From Middle English truant, truand, trewande, trowant (= Middle Dutch trouwant, trawant, truwant), from Old French truand, truant (“a vagabond, beggar, rogue", also "beggarly, roguish”), of Celtic origin, perhaps from Gaulish *trugan, or from Breton truan (“wretched”), from Proto-Celtic *térh₁-tro-m, ultimately from Proto-Indo-European *terh₁-.
truant (not comparable)
- Absent without permission, especially from school.
- He didn't graduate because he was chronically truant and didn't have enough attendances to meet the requirement.
- Wandering from business or duty; straying; loitering; idle, and shirking duty.
- 1697, “The Third Book of the Georgics”, in Virgil; John Dryden, transl., The Works of Virgil: Containing His Pastorals, Georgics, and Æneis. […], London: […] Jacob Tonson, […], OCLC 403869432, lines 705-710:
- But where thou seest a single Sheep remain
In shades aloof, or couch'd upon the Plain;
Or listlesly to crop the tender Grass;
Or late to lag behind, with truant pace;
Revenge the Crime; and take the Traytor's head,
E're in the faultless Flock the dire Contagion spread.
- 1848 November – 1850 December, William Makepeace Thackeray, The History of Pendennis. […], volume 22, London: Bradbury and Evans, […], OCLC 2057953:
- Indeed, calamity is welcome to women if they think it will bring truant affection home again: and if you have reduced your mistress to a crust, depend upon it that she won’t repine, and only take a very little bit of it for herself, provided you will eat the remainder in her company.
- 1910, Emerson Hough, chapter I, in The Purchase Price: Or The Cause of Compromise, Indianapolis, Ind.: The Bobbs-Merrill Company, OCLC 639762314:
- Serene, smiling, enigmatic, she faced him with no fear whatever showing in her dark eyes. […] She put back a truant curl from her forehead where it had sought egress to the world, and looked him full in the face now, drawing a deep breath which caused the round of her bosom to lift the lace at her throat.
truant (plural truants)
- (intransitive) To play truant.
- the number of schoolchildren known to have truanted
- (transitive) To idle away; to waste.
- To idle away time.
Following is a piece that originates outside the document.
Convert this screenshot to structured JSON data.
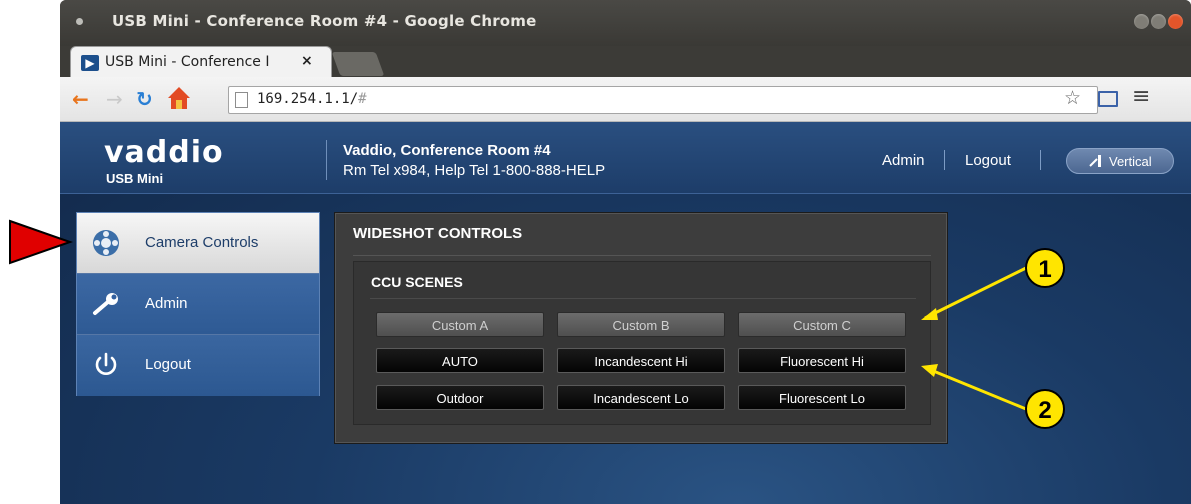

- 1876, James Russell Lowell, “Milton”, in Among My Books: Second Series:
- By this means they lost their time and truanted on the fundamental grounds of saving knowledge.